A 13 percent increase in coffee output in Brazil, the world’s largest producer, will compensate for weaker crops in Vietnam and Colombia, Citigroup Inc. said.
Farmers in Brazil may harvest 56 million bags in the 2012-13 season under way there, the bank said in a report dated yesterday. Production in Vietnam may drop 10 percent in the season that starts in October, according to a Bloomberg survey. The crop in Colombia will be unchanged at 7.5 million bags next season, still below the 2007-08 level of 12.5 million bags, data from the U.S. Department of Agriculture showed.
Coffee growers in Brazil have gathered 70 percent of this year’s crop after dry weather helped speed up the harvest, according to brokers Flavour Coffee and Cazarini Trading Co. Rains in June and early last month delayed the start of the season, which will end a month later this year, according to Cepea, a University of Sao Paulo research group.
“The Brazilian coffee harvest has progressed at a strong clip and has increased availabilities of the caffeinated bean,” Citibank analysts including Aakash Doshi said in the report.
Arabica coffee has fallen 23 percent in New York so far this year on speculation of increased supplies from Brazil. The beans rose to a 14-year high in May last year.

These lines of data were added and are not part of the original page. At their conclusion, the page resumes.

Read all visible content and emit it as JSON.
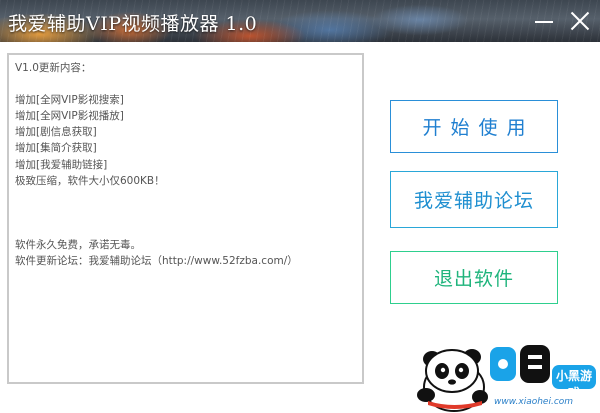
{
  "window": {
    "title": "我爱辅助VIP视频播放器 1.0"
  },
  "changelog": {
    "lines": [
      "V1.0更新内容：",
      "",
      "增加[全网VIP影视搜索]",
      "增加[全网VIP影视播放]",
      "增加[剧信息获取]",
      "增加[集简介获取]",
      "增加[我爱辅助链接]",
      "极致压缩，软件大小仅600KB！",
      "",
      "",
      "",
      "软件永久免费，承诺无毒。",
      "软件更新论坛：我爱辅助论坛（http://www.52fzba.com/）"
    ]
  },
  "buttons": {
    "start": "开始使用",
    "forum": "我爱辅助论坛",
    "exit": "退出软件"
  },
  "watermark": {
    "brand": "小黑游戏",
    "url": "www.xiaohei.com"
  },
  "colors": {
    "accent_blue": "#1f7fd0",
    "accent_green": "#1fb47c"
  }
}
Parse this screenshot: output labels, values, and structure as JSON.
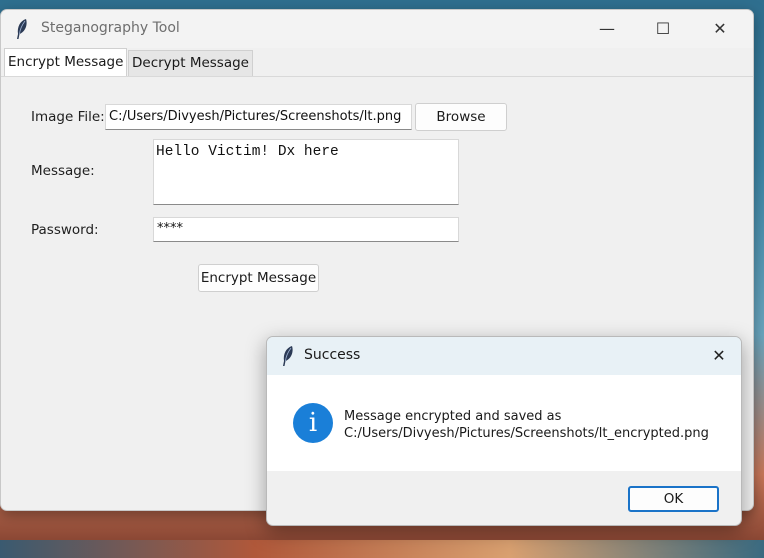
{
  "window": {
    "title": "Steganography Tool",
    "controls": {
      "minimize": "—",
      "maximize": "☐",
      "close": "✕"
    }
  },
  "tabs": [
    {
      "label": "Encrypt Message",
      "active": true
    },
    {
      "label": "Decrypt Message",
      "active": false
    }
  ],
  "form": {
    "image_file_label": "Image File:",
    "image_file_value": "C:/Users/Divyesh/Pictures/Screenshots/lt.png",
    "browse_label": "Browse",
    "message_label": "Message:",
    "message_value": "Hello Victim! Dx here",
    "password_label": "Password:",
    "password_value": "****",
    "encrypt_button_label": "Encrypt Message"
  },
  "dialog": {
    "title": "Success",
    "close": "✕",
    "icon": "info-icon",
    "icon_glyph": "i",
    "message_line1": "Message encrypted and saved as",
    "message_line2": "C:/Users/Divyesh/Pictures/Screenshots/lt_encrypted.png",
    "ok_label": "OK"
  },
  "colors": {
    "accent": "#1a73c8",
    "info_icon": "#1a7fd8",
    "dialog_title_bg": "#e8f1f6"
  }
}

Colombia is the second-biggest producer of the arabica variety, favored for specialty drinks such as those made by Starbucks Corp. (SBUX:US) Vietnam is the biggest grower of robusta beans, used in instant coffee and espresso. A bag of coffee weighs 60 kilograms (132 pounds).
“Coffee farmers have turned their attention to harvesting, looking to make up for part of the time lost,” Escritorio Carvalhaes, a Santos, Brazil-based broker, said in a report e- mailed Aug. 3. “Producers are hoping that the rains forecast for the second half of August won’t arrive.”
Ending stocks of arabica beans will rise 8 percent from the previous cycle as the Brazilian harvest recovers after being delayed by rains, Citigroup said. Global consumption will be unchanged at 139 million bags, the bank said.
“Expectations are for coffee markets to get modestly stronger in 2013,” Doshi said.
Arabica coffee for September delivery gained 0.7 percent to $1.7505 a pound by 7:47 a.m. on the ICE Futures U.S. in New York.
To contact the reporters on this story: Isis Almeida in London at Ialmeida3@bloomberg.net Jessica Abrahams in London at firstname.lastname@example.org
To contact the editor responsible for this story: Claudia Carpenter at Ccarpenter2@bloomberg.net.